Failing to reboot can cause some unexpected behavior, such as when Symantec Encryption Desktop 10 has been installed, and then postponed, and later, another update, such as Windows Updates are installed.
Other scenarios exist which may put the install/upgrade at risk. For best success, it is recommended to reboot after install/upgrade.
When changes are made to the preboot file system for Encryption products, two reboots may be needed.
Symantec Endpoint Encryption 11.x and Symantec Drive Encryption 10.x operate differently when it comes to slaving drives.
Symantec Drive Encryption (SED - PGP products) is able to accept encrypted boot drives on other systems with Symantec Drive Encryption installed an "enclosed" and be able to authenticate the drive. As an example, a boot drive encrypted with SED could be removed from the machine, and connected to another machine with SED installed, and can be prompted to enter the passphrase. The reason this works is Symantec Encryption Desktop is also able to encrypt external USB drives with its Drive Encryption component, and has actual code logic to detect these conditions. Slaving encrypted boot drives as an external USB drive is fully supported, and is a nice way to copy data from a drive that may not be otherwise booting.
Symantec Endpoint Encryption (SEE) operates differently, and does not support encrypting external USB drives with the Drive Encryption piece. Because this is not part of the code logic design, a drive that was encrypted with Symantec Endpoint Encryption and connected via enclosure to another machine with Symantec Endpoint Encryption Drive Encryption will not prompt for authentication. Using the eedadmincli.exe utility to authenticate the drive will work in most cases.
When it is necessary to decrypt the Primary/Boot drive and the other secondary drives are also encrypted, it is recommended to first decrypt the secondary disks, and then decrypt the primary/boot disk last. For example, if a system has 3 disks, the Primary/Boot disk will typically be labeled Disk 0, the next disk in line would be Disk 1, and the third disk would be labeled Disk 2. In this scenario, you would decrypt Disk 2 first, then Disk 1, and then Disk 0 last.
In configurations where an NVMe disk is being used, and the secondary disks are SSDs, the boot disk may be labeled as Disk 1, and the secondary disk may be labeled as Disk 0--take this into consideration when decrypting. In this scenario, Disk 0 (secondary disk) is decrypted first, then Disk 1 (Primary/Boot) is decrypted last.

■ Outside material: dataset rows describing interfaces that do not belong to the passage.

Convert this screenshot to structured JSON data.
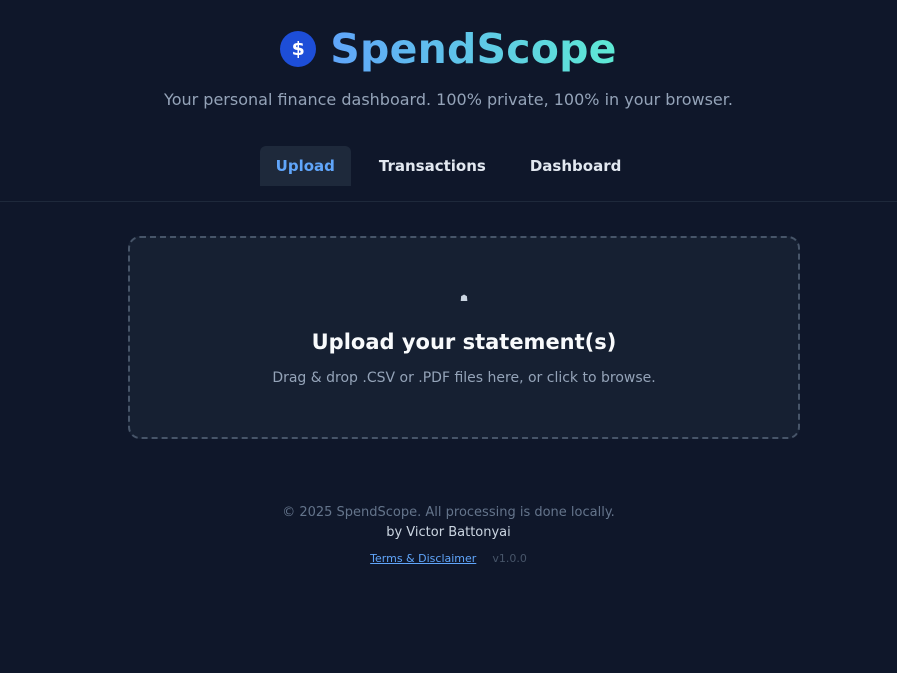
{
  "brand": {
    "logo_symbol": "$",
    "title": "SpendScope",
    "tagline": "Your personal finance dashboard. 100% private, 100% in your browser."
  },
  "tabs": [
    {
      "label": "Upload",
      "active": true
    },
    {
      "label": "Transactions",
      "active": false
    },
    {
      "label": "Dashboard",
      "active": false
    }
  ],
  "upload": {
    "icon": "upload-icon",
    "icon_glyph": "☗",
    "title": "Upload your statement(s)",
    "subtitle": "Drag & drop .CSV or .PDF files here, or click to browse."
  },
  "footer": {
    "copyright": "© 2025 SpendScope. All processing is done locally.",
    "author": "by Victor Battonyai",
    "terms_label": "Terms & Disclaimer",
    "version": "v1.0.0"
  },
  "colors": {
    "background": "#0f172a",
    "accent": "#60a5fa",
    "accent_gradient_end": "#5eead4",
    "logo_bg": "#1d4ed8"
  }
}
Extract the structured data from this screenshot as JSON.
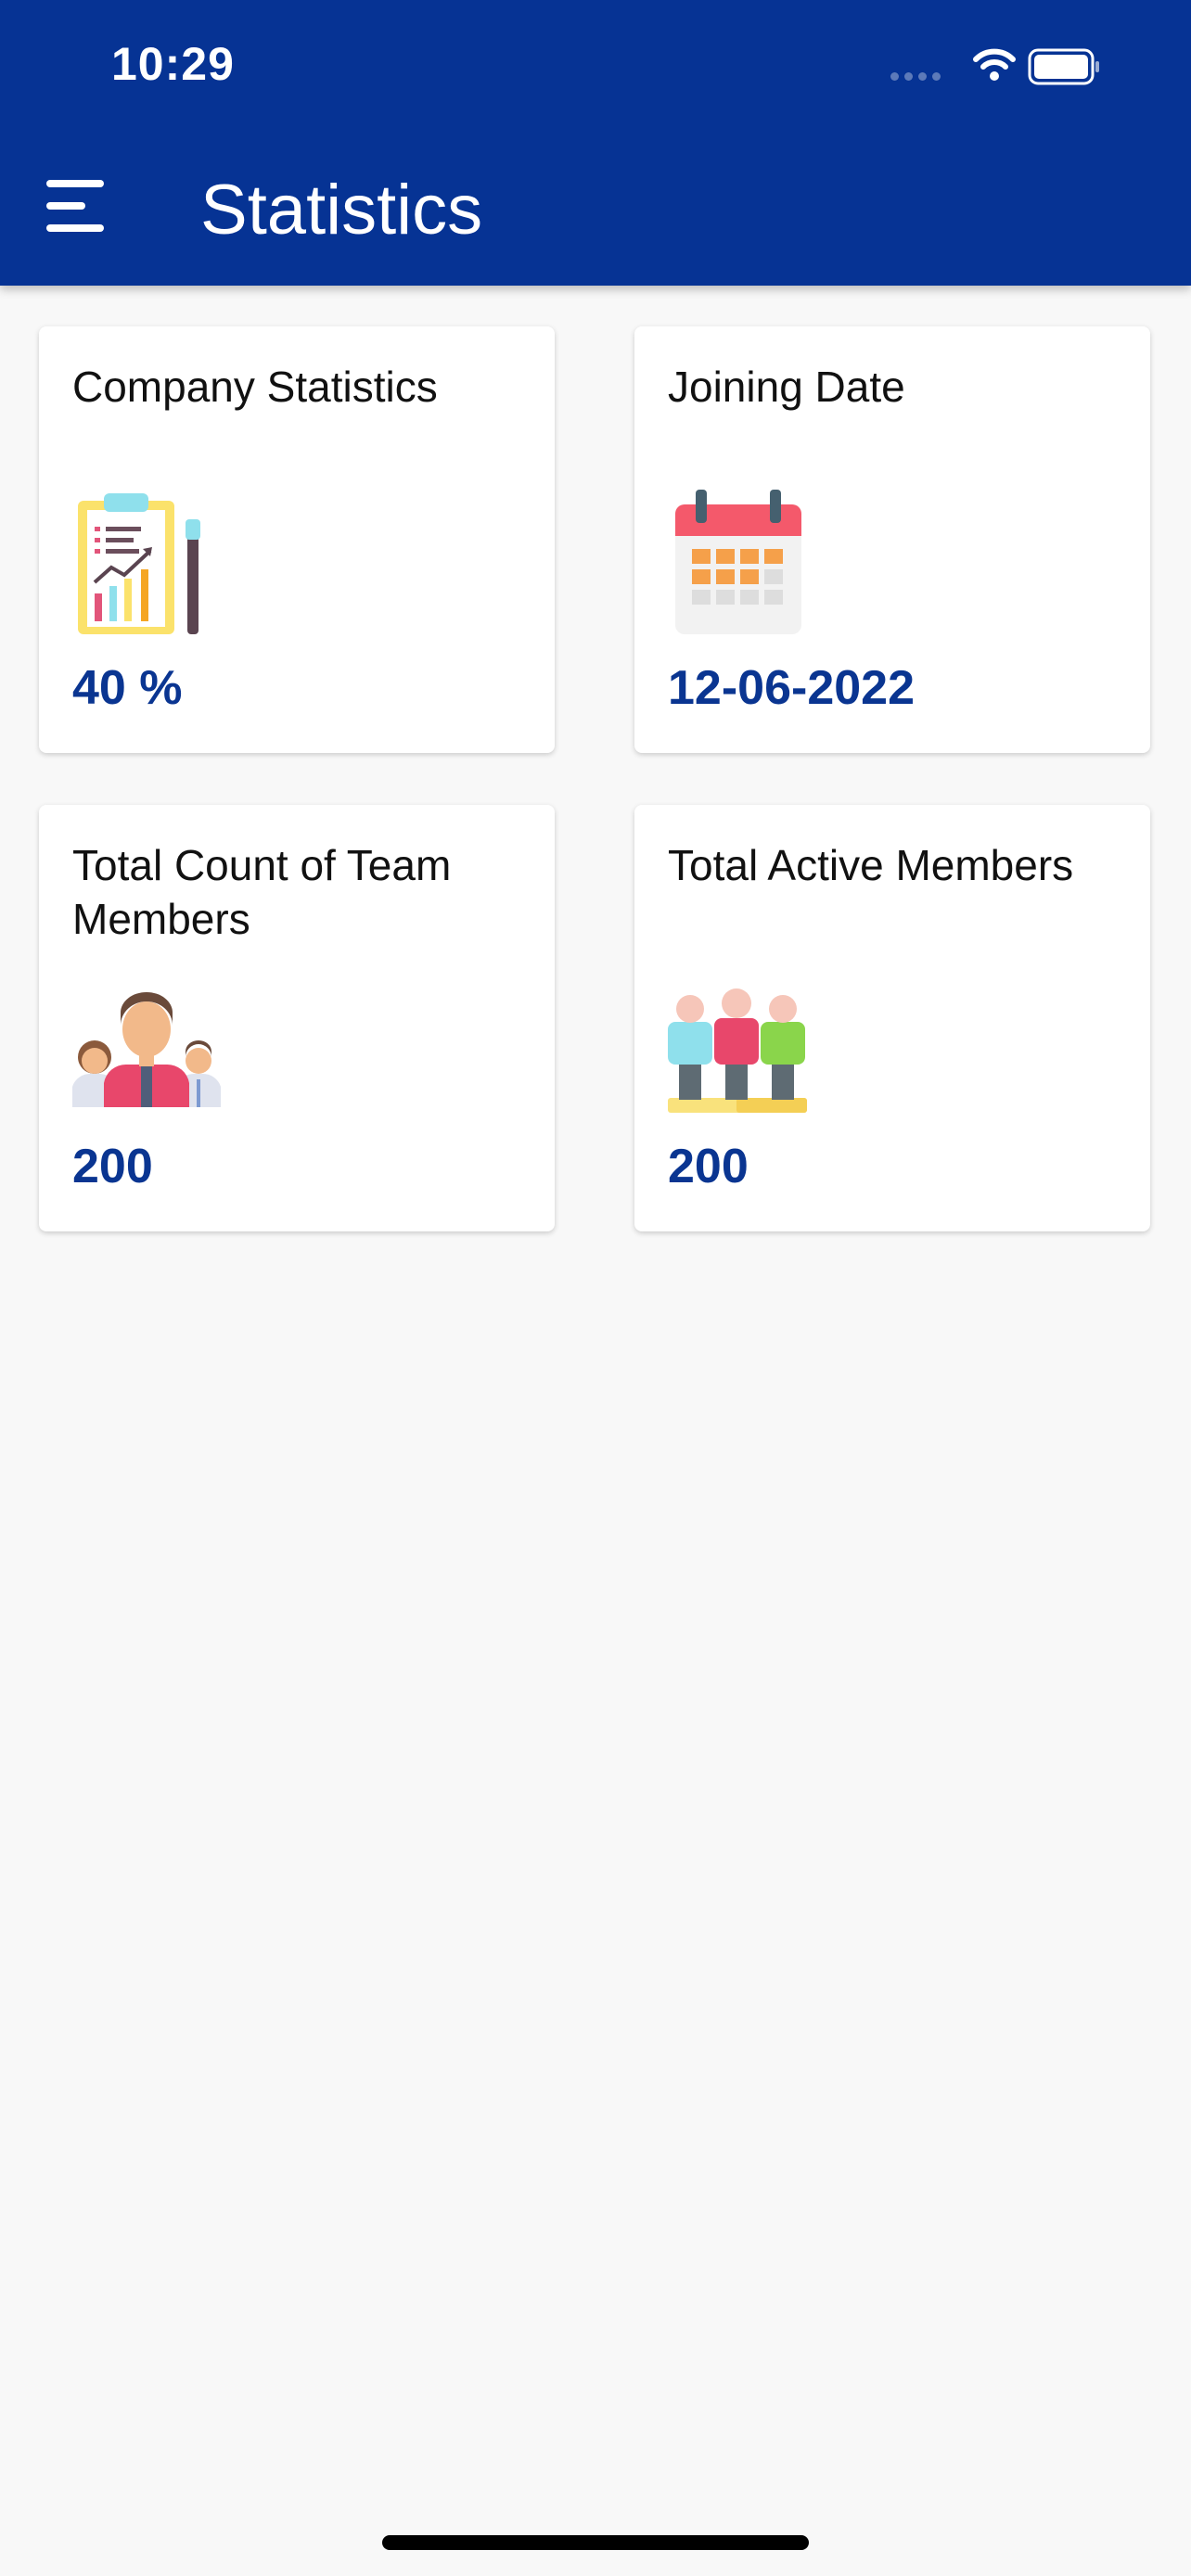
{
  "status_bar": {
    "time": "10:29"
  },
  "header": {
    "title": "Statistics"
  },
  "cards": [
    {
      "title": "Company Statistics",
      "value": "40 %",
      "icon": "report-clipboard-icon"
    },
    {
      "title": "Joining Date",
      "value": "12-06-2022",
      "icon": "calendar-icon"
    },
    {
      "title": "Total Count of Team Members",
      "value": "200",
      "icon": "team-members-icon"
    },
    {
      "title": "Total Active Members",
      "value": "200",
      "icon": "active-members-icon"
    }
  ],
  "colors": {
    "appbar": "#063394",
    "value_text": "#0a3591",
    "background": "#f8f8f8"
  }
}
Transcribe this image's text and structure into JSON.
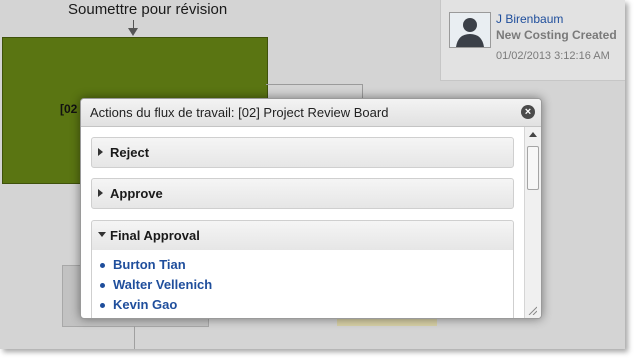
{
  "canvas": {
    "submit_label": "Soumettre pour révision",
    "green_step_label": "[02"
  },
  "history": {
    "user": "J Birenbaum",
    "action": "New Costing Created",
    "timestamp": "01/02/2013 3:12:16 AM"
  },
  "dialog": {
    "title": "Actions du flux de travail: [02] Project Review Board",
    "close_icon": "×",
    "sections": [
      {
        "label": "Reject",
        "expanded": false
      },
      {
        "label": "Approve",
        "expanded": false
      },
      {
        "label": "Final Approval",
        "expanded": true
      }
    ],
    "final_approvers": [
      "Burton Tian",
      "Walter Vellenich",
      "Kevin Gao"
    ]
  },
  "colors": {
    "green_step": "#5a7512",
    "link": "#1f4e9c"
  }
}
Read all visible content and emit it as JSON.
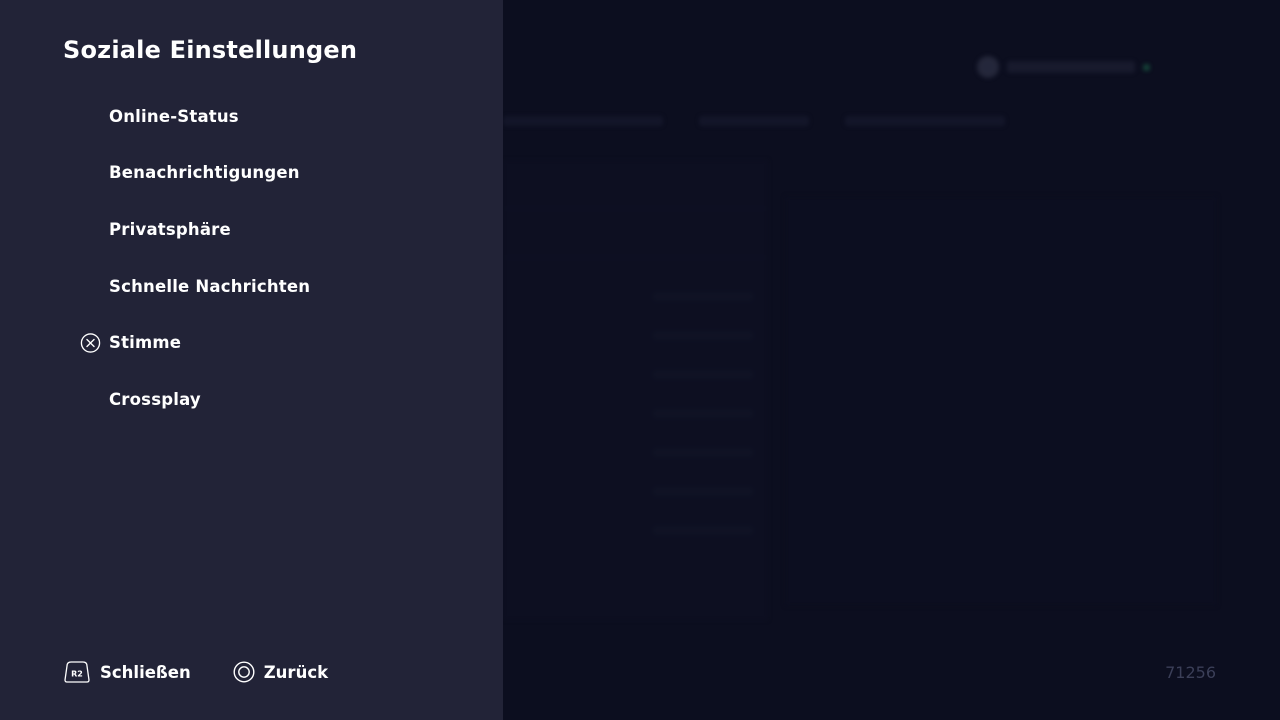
{
  "panel": {
    "title": "Soziale Einstellungen",
    "items": [
      {
        "label": "Online-Status"
      },
      {
        "label": "Benachrichtigungen"
      },
      {
        "label": "Privatsphäre"
      },
      {
        "label": "Schnelle Nachrichten"
      },
      {
        "label": "Stimme",
        "selected": true,
        "icon": "cross-button-icon"
      },
      {
        "label": "Crossplay"
      }
    ]
  },
  "footer": {
    "close": {
      "button": "R2",
      "icon": "r2-trigger-icon",
      "label": "Schließen"
    },
    "back": {
      "icon": "circle-button-icon",
      "label": "Zurück"
    }
  },
  "build_number": "71256",
  "colors": {
    "panel_background": "#222337",
    "dimmed_background": "#0c0e1f",
    "text": "#ffffff",
    "build_number_text": "#3b3f58"
  }
}
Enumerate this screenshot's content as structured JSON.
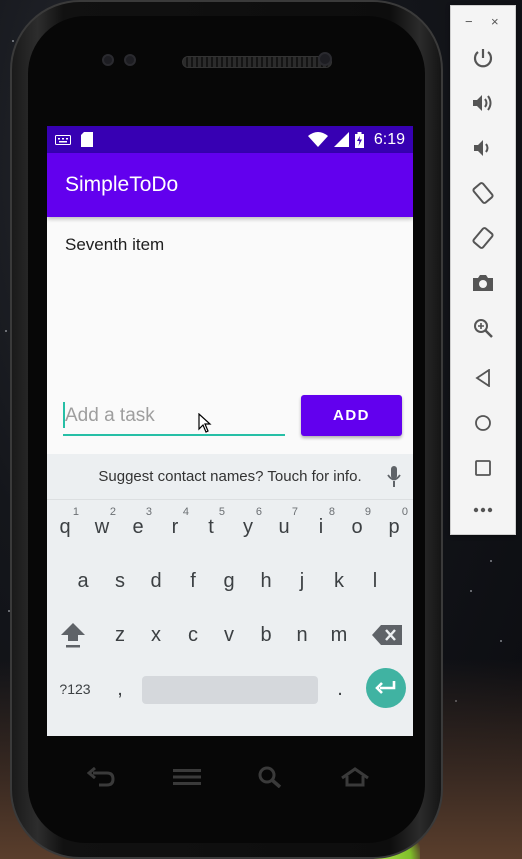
{
  "status_bar": {
    "time": "6:19",
    "icons": [
      "keyboard-icon",
      "sd-card-icon",
      "wifi-icon",
      "signal-icon",
      "battery-icon"
    ]
  },
  "app": {
    "title": "SimpleToDo",
    "accent_color": "#6200ee",
    "status_color": "#3700b3",
    "input_underline_color": "#26bfa6",
    "items": [
      {
        "label": "Seventh item"
      }
    ],
    "task_input": {
      "value": "",
      "placeholder": "Add a task"
    },
    "add_button_label": "ADD"
  },
  "keyboard": {
    "suggestion": "Suggest contact names? Touch for info.",
    "row1": [
      {
        "key": "q",
        "hint": "1"
      },
      {
        "key": "w",
        "hint": "2"
      },
      {
        "key": "e",
        "hint": "3"
      },
      {
        "key": "r",
        "hint": "4"
      },
      {
        "key": "t",
        "hint": "5"
      },
      {
        "key": "y",
        "hint": "6"
      },
      {
        "key": "u",
        "hint": "7"
      },
      {
        "key": "i",
        "hint": "8"
      },
      {
        "key": "o",
        "hint": "9"
      },
      {
        "key": "p",
        "hint": "0"
      }
    ],
    "row2": [
      "a",
      "s",
      "d",
      "f",
      "g",
      "h",
      "j",
      "k",
      "l"
    ],
    "row3": [
      "z",
      "x",
      "c",
      "v",
      "b",
      "n",
      "m"
    ],
    "symbols_label": "?123",
    "comma": ",",
    "period": ".",
    "enter_color": "#40b3a2"
  },
  "emulator_panel": {
    "minimize": "−",
    "close": "×",
    "tools": [
      "power-icon",
      "volume-up-icon",
      "volume-down-icon",
      "rotate-left-icon",
      "rotate-right-icon",
      "camera-icon",
      "zoom-icon",
      "back-icon",
      "home-icon",
      "overview-icon",
      "more-icon"
    ]
  }
}
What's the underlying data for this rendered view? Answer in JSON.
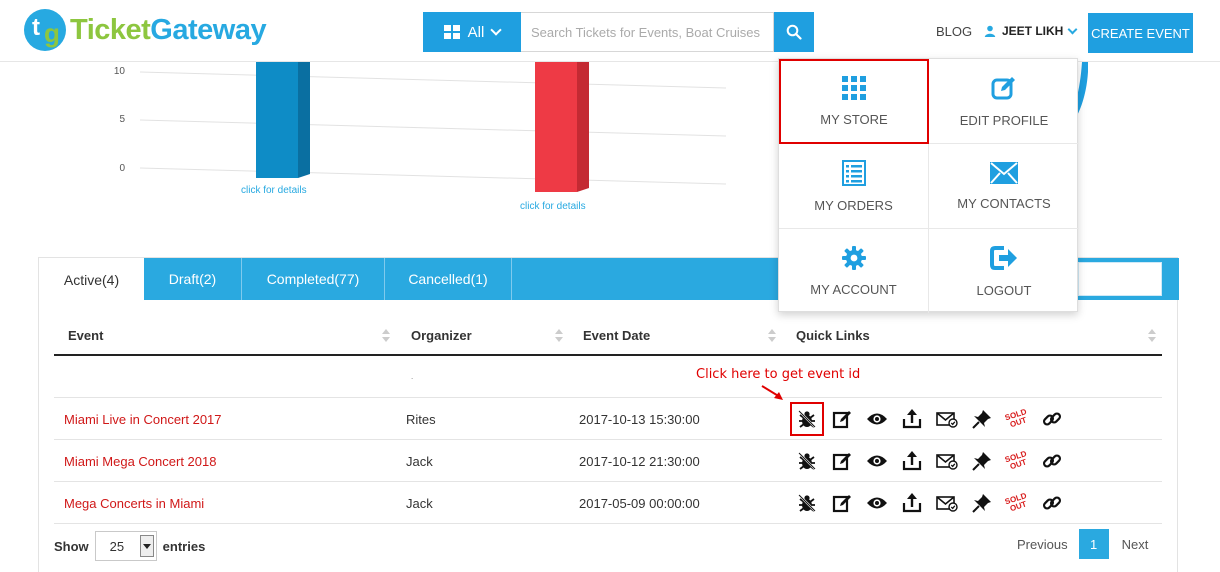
{
  "header": {
    "logo_a": "Ticket",
    "logo_b": "Gateway",
    "category_label": "All",
    "search_placeholder": "Search Tickets for Events, Boat Cruises",
    "blog_label": "BLOG",
    "user_name": "JEET LIKH",
    "create_event_label": "CREATE EVENT"
  },
  "chart": {
    "tick_labels": [
      "10",
      "5",
      "0"
    ],
    "bar_links": [
      "click for details",
      "click for details"
    ]
  },
  "user_dropdown": {
    "items": [
      {
        "label": "MY STORE",
        "icon": "grid-icon"
      },
      {
        "label": "EDIT PROFILE",
        "icon": "edit-icon"
      },
      {
        "label": "MY ORDERS",
        "icon": "list-icon"
      },
      {
        "label": "MY CONTACTS",
        "icon": "envelope-icon"
      },
      {
        "label": "MY ACCOUNT",
        "icon": "gear-icon"
      },
      {
        "label": "LOGOUT",
        "icon": "logout-icon"
      }
    ]
  },
  "tabs": [
    {
      "label": "Active(4)",
      "active": true
    },
    {
      "label": "Draft(2)",
      "active": false
    },
    {
      "label": "Completed(77)",
      "active": false
    },
    {
      "label": "Cancelled(1)",
      "active": false
    }
  ],
  "table": {
    "columns": [
      "Event",
      "Organizer",
      "Event Date",
      "Quick Links"
    ],
    "empty_row_mark": ".",
    "rows": [
      {
        "event": "Miami Live in Concert 2017",
        "organizer": "Rites",
        "date": "2017-10-13 15:30:00"
      },
      {
        "event": "Miami Mega Concert 2018",
        "organizer": "Jack",
        "date": "2017-10-12 21:30:00"
      },
      {
        "event": "Mega Concerts in Miami",
        "organizer": "Jack",
        "date": "2017-05-09 00:00:00"
      }
    ],
    "quick_link_icons": [
      "bug-icon",
      "edit-icon",
      "eye-icon",
      "upload-icon",
      "mail-icon",
      "pin-icon",
      "sold-out-icon",
      "link-icon"
    ],
    "sold_out_text": [
      "SOLD",
      "OUT"
    ]
  },
  "annotation": "Click here to get event id",
  "footer": {
    "show_label": "Show",
    "entries_value": "25",
    "entries_label": "entries",
    "previous_label": "Previous",
    "page_number": "1",
    "next_label": "Next"
  },
  "colors": {
    "accent": "#27a9e1",
    "brand_green": "#8dc63f",
    "event_link": "#d01818",
    "highlight": "#e00000"
  }
}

SED is enrolled on a per-user basis so if there are users logging into non-persistent systems, their user profile may not be getting saved with the PGP policy files.
To ensure this is happening, see article 157763 to ensure the user's profile retains ownership of key program files so users are not prompted to re-enroll each time they login to their non-persistent/roaming profile.